An Introduction to Policy, Systems, and Environmental (PSE) Change
Photo on Unsplash by Clint Adair
What are Policy, System, and Environmental Change Strategies?
Policy, system, and environmental (PSE) change strategies are approaches to behavior and culture change that aim to create lasting improvements in individual and community health and well-being. PSE change seeks to make healthier choices more practical and accessible to all members of a community. We know that our health and well-being are created in the places we live, work, worship, learn, and play. Our ability to make healthy choices in those places is dictated by the availability, affordability, and accessibility of the Vital Conditions (i.e., humane housing, meaningful work and wealth, transportation) we all need every day to thrive.
Creating policies, systems, and environments by adopting new laws, changing organizational policies, or shaping physical landscapes can positively influence community health and well-being. Actions focused on changing conditions through PSE are more effective than traditional programs alone because they create more supportive environments, reach more people, and lead to more impactful, sustainable change.
The table below illustrates the distinct characteristics of programs versus policy, system, and environmental (PSE) approaches.
Why are Policy, System, and Environmental Changes Important?
Policy, system, and environmental changes are important because they help create healthier, more equitable, and more sustainable communities. By working together to implement these types of changes, we can create better health and equity outcomes for ourselves and future generations through:
- Addressing root causes: These changes help address root causes of many health, social, and environmental problems, such as poverty and racism—addressing root causes rather than one-off problems leads to more effective change. By changing policies, systems, and environments, we can create a healthier, safer, and more equitable society.
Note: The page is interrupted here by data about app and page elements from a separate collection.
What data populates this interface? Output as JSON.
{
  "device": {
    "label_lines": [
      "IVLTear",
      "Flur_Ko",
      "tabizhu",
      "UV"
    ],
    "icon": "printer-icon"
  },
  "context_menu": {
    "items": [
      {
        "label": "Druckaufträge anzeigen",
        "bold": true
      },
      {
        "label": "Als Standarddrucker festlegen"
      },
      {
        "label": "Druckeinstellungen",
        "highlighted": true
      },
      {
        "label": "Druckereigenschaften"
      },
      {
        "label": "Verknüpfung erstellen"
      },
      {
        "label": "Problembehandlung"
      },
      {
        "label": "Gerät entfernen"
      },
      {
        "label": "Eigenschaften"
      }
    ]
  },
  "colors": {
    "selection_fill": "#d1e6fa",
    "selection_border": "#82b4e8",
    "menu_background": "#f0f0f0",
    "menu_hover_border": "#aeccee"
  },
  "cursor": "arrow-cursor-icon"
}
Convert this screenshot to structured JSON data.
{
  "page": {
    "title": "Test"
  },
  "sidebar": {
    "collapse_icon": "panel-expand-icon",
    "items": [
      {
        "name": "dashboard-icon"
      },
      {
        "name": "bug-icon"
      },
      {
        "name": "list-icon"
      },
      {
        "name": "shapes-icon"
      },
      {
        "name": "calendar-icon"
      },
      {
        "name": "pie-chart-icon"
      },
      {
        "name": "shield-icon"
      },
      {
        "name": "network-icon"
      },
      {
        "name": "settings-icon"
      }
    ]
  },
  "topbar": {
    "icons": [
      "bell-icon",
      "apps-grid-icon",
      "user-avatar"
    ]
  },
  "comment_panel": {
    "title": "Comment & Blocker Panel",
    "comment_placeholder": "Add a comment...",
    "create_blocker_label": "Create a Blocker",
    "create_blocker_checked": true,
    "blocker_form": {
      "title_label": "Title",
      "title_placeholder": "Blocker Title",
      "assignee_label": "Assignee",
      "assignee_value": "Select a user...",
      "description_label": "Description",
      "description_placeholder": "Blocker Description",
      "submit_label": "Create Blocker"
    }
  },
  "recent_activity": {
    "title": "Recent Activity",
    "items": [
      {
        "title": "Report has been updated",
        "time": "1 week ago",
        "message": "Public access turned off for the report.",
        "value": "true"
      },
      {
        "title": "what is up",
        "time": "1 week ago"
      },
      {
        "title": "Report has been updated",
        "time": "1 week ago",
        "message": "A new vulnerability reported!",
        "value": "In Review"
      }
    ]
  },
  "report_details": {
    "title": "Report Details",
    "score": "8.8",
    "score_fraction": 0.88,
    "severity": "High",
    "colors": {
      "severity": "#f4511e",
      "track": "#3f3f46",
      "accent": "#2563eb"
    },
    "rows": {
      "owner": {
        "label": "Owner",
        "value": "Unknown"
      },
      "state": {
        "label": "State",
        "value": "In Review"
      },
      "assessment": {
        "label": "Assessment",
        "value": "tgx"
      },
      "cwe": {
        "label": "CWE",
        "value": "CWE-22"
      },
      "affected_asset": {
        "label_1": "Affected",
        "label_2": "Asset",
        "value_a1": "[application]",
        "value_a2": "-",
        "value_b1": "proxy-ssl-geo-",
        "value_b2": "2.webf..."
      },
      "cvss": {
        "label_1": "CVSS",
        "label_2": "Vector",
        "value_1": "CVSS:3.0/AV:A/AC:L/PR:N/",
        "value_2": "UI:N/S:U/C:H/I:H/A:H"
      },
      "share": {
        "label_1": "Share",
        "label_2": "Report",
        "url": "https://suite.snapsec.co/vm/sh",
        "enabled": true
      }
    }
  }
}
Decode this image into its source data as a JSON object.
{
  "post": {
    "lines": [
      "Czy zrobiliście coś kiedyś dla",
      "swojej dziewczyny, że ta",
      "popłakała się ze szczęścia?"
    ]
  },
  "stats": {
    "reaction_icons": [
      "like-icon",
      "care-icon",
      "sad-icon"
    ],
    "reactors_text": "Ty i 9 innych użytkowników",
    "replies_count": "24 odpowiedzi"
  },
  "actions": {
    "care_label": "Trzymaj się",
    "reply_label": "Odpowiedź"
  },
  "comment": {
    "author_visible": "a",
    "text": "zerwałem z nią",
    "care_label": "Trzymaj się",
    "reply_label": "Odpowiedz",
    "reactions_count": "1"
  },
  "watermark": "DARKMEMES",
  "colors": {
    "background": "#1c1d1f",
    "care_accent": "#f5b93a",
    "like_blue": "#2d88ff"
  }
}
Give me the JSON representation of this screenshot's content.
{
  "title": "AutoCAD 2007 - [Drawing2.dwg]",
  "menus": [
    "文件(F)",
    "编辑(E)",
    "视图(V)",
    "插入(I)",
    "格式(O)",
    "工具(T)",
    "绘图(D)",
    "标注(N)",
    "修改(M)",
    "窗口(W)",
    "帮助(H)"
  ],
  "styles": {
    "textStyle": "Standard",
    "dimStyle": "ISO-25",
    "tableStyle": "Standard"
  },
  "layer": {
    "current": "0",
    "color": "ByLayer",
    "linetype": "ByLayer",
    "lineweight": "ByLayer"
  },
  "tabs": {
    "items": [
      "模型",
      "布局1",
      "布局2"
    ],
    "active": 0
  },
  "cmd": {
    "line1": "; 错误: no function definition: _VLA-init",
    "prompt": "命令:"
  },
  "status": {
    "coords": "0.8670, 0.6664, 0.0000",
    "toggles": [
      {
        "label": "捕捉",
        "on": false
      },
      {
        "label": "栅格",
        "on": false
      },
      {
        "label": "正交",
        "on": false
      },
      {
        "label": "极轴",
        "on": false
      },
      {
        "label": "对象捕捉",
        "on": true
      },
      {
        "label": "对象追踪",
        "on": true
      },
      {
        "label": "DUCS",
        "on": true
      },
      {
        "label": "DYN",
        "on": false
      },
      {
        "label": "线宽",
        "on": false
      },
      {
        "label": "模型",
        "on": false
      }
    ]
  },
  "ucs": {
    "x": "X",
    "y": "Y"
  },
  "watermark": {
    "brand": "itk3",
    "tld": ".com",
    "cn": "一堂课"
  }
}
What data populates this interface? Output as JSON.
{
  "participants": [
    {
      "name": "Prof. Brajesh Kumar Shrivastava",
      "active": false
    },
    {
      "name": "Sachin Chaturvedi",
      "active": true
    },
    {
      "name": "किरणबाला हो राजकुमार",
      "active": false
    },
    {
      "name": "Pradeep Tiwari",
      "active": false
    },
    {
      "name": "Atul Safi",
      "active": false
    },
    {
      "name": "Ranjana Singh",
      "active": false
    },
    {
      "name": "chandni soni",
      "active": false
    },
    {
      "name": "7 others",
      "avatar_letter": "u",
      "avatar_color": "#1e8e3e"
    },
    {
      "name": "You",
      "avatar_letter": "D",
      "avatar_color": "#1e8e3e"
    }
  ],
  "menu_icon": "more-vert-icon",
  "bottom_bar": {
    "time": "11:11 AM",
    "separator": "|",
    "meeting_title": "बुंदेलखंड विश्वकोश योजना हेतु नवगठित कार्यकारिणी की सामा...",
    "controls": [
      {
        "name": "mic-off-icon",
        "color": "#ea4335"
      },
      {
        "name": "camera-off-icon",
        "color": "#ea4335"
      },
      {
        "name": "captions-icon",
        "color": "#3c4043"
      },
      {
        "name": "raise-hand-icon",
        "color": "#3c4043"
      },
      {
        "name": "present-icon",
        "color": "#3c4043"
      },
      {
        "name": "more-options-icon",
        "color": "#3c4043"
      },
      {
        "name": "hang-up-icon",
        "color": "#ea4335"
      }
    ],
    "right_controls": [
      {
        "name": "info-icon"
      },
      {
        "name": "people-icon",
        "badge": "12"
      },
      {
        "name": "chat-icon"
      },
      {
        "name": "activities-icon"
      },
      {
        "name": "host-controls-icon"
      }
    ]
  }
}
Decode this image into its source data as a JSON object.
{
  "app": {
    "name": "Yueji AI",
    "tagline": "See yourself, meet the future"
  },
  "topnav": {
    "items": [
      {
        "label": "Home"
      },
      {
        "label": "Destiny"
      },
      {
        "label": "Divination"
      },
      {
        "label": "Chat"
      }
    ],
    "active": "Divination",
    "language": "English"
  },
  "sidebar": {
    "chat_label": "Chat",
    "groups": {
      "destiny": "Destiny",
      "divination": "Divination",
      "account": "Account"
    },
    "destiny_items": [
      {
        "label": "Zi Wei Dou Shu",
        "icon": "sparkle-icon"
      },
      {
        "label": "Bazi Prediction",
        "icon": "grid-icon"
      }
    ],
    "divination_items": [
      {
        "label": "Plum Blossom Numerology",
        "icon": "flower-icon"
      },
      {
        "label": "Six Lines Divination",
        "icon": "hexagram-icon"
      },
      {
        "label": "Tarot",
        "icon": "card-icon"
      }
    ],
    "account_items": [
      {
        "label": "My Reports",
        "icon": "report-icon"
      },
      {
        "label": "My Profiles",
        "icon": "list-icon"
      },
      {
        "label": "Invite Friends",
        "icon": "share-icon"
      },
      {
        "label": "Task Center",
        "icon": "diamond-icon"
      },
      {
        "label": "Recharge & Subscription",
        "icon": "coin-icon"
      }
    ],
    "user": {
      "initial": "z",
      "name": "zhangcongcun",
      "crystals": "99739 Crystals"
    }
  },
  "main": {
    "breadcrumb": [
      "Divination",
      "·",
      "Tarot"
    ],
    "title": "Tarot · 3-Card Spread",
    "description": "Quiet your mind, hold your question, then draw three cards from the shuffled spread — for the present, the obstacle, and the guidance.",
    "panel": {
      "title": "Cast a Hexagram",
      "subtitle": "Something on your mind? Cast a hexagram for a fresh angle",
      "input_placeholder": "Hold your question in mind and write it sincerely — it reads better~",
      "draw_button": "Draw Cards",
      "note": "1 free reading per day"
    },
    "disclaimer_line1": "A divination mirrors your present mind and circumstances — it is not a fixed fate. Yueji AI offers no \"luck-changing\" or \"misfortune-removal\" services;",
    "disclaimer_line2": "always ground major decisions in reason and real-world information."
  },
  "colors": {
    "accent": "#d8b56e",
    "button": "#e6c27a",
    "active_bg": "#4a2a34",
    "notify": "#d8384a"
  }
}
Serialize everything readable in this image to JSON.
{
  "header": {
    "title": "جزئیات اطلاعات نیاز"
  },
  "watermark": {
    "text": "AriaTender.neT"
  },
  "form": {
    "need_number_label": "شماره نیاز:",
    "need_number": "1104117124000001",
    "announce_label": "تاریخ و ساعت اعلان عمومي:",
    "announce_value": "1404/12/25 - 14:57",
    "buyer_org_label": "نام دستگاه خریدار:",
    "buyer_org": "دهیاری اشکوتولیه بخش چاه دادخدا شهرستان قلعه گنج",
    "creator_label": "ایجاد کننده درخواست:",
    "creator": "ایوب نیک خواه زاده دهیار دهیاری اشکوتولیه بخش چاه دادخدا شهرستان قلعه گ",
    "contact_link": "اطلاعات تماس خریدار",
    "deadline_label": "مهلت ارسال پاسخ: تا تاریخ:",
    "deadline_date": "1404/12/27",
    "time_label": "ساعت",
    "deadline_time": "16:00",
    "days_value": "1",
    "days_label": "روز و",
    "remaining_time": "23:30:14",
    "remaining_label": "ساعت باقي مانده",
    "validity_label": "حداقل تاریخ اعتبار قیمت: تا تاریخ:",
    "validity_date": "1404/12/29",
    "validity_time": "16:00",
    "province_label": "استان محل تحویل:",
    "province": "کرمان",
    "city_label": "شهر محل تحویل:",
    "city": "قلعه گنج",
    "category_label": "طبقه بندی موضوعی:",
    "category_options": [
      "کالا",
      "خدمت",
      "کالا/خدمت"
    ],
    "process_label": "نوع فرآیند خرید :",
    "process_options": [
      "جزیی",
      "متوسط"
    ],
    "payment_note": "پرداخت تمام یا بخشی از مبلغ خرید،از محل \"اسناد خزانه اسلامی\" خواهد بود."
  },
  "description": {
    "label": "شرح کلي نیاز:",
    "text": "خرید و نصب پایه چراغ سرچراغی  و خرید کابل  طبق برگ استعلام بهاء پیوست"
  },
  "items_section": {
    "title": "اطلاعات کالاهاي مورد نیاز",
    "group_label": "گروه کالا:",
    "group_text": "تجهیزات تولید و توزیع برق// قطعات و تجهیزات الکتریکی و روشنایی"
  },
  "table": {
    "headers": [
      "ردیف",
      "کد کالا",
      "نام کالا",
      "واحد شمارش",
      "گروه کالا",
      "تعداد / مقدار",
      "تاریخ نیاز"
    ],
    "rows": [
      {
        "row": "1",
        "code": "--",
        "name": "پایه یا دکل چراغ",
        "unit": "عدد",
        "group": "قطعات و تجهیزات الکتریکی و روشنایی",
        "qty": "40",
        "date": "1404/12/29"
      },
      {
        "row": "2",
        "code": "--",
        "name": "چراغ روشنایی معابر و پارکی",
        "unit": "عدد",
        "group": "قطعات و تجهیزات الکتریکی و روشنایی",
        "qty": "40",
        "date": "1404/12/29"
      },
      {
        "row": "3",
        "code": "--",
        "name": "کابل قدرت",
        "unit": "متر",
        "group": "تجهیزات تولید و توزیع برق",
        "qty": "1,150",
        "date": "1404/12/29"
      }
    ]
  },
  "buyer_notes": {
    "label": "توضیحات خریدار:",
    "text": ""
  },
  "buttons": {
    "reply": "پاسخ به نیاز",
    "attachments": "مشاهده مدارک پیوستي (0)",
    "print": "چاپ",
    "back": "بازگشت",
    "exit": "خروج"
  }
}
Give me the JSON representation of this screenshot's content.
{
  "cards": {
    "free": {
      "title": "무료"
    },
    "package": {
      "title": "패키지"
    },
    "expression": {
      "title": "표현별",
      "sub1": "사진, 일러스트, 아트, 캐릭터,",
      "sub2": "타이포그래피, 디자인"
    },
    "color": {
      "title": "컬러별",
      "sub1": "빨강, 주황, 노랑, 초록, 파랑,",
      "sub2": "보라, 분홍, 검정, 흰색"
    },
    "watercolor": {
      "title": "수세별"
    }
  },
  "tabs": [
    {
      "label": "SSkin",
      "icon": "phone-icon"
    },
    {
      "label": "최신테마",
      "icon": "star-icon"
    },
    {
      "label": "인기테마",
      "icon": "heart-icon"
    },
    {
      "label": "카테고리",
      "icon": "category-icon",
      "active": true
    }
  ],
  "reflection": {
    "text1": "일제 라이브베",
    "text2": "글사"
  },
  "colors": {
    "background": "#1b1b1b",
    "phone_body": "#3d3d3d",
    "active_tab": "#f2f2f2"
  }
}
- Prevention: Many health problems are preventable, and PSE changes help prevent them from occurring in the first place. For example, policies that promote healthy eating and physical activity can help prevent high blood pressure, while regulations on tobacco and alcohol use can reduce the incidence of smoking-related diseases and alcohol-related harms.
- Improving population health outcomes: PSE changes improve health outcomes for large groups of people across communities. By improving access to healthcare, making healthy behaviors the easier choice, and reducing exposure to environmental hazards, we can positively impact health outcomes for whole populations.
- Advancing Equity: PSE changes helps promote equity and reduce health disparities. By addressing the underlying social determinants of health, such as poverty, racism, and discrimination, we can create a more just and equitable society where everyone has the opportunity to live a healthy life.
- Sustainability: PSE changes are inherently more sustainable than one-time or intermittent programs and interventions. They often endure over time, changing individual and community behaviors that shift health and well-being cultures that serve current and future generations.
The impacts of PSE changes are strengthened when implemented through collaboration and collective action—in many cases across sectors. Programs help build support for PSE changes and subsequent adoption of new healthy behaviors. For example, bike riding, safety, and repair programs offered in coordination with the expansion of newly opened bike trails and lanes can foster increased use of the trails and lanes.
Policies are written statements created and adopted by organizations, agencies, and stakeholders, and are intended to achieve specific health goals. Policy change is a tool used by communities across the country to improve population health by advancing initiatives that can affect the behaviors of entire populations more efficiently than other tools. Importantly, policies to advance well-being are not limited to formal policy passed through (local, state, or federal) legislation. In fact, often policy change is more feasible at the organizational level. Examples include laws that require smoke-free public places, zoning laws that promote walkable neighborhoods, and policies that regulate the marketing and sale of unhealthy foods and beverages. Businesses, neighborhoods, and institutions have the capacity to implement important policies that advance equitable well-being.
Systems change involves transforming and redesigning the practices and structures within organizations, institutions, or networks to promote better health outcomes. Systems change addresses problems on a fundamental level and often works hand-in-hand with policy change. An example of a systems change is the creation of a Farm-to-School initiative that creates processes to rebuild healthy food systems in school by serving local produce in the cafeteria and instituting food education opportunities in the classroom.
Environmental change involves transforming the economic, social, or physical contexts in the lived, physical environments that affect health outcomes. Environmental change strategies are often used in conjunction with other policy and system strategies to improve population health. Examples of environmental change include building bike lanes and sidewalks to promote physical activity, changing organizational procedures to include evening and weekend community health clinic hours, or reducing exposure to environmental toxins and pollution.
Learning from Communities Across the Country: Stories of Policy, System, and Environmental Change
Organizational and individual community stewards from across the country are leveraging policy, system, and environmental strategies to advance healthy, equitable, sustainable communities and strengthen Vital Conditions for all. They are doing so by working across differences, identifying solutions that solve more than one problem, and starting with those who are most impacted.